START Data for the task
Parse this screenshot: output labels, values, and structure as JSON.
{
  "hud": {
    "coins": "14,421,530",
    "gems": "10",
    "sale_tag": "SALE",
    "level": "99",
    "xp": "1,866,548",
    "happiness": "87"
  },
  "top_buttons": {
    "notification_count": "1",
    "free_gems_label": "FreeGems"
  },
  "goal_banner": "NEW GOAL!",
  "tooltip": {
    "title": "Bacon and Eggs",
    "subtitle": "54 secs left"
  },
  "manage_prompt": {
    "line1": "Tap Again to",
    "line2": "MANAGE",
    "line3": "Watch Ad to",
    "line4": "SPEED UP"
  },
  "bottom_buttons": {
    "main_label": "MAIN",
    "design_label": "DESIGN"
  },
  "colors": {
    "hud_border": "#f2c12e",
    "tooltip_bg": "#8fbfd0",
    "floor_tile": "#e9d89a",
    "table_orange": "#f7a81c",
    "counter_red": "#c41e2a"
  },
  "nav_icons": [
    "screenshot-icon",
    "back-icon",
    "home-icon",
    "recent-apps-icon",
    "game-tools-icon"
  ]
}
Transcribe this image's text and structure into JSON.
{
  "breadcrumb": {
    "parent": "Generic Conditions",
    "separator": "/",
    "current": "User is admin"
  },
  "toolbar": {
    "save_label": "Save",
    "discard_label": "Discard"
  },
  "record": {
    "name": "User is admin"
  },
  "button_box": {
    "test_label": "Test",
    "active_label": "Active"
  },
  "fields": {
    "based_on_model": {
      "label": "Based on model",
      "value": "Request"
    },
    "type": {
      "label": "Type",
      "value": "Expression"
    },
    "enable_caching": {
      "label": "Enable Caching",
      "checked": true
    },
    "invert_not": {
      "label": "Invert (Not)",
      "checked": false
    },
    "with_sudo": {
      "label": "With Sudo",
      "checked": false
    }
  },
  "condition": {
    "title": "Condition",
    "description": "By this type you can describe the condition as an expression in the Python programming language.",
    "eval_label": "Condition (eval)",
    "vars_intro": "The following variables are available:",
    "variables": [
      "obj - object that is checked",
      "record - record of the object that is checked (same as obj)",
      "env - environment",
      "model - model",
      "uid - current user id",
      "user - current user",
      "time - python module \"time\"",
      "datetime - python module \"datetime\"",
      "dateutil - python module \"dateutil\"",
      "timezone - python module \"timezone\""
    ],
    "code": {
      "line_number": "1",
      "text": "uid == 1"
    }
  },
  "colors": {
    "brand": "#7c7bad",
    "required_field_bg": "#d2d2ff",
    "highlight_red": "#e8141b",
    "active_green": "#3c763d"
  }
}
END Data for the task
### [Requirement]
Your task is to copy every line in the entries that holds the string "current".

### [Response area]
    "current": "User is admin"
      "uid - current user id",
      "user - current user",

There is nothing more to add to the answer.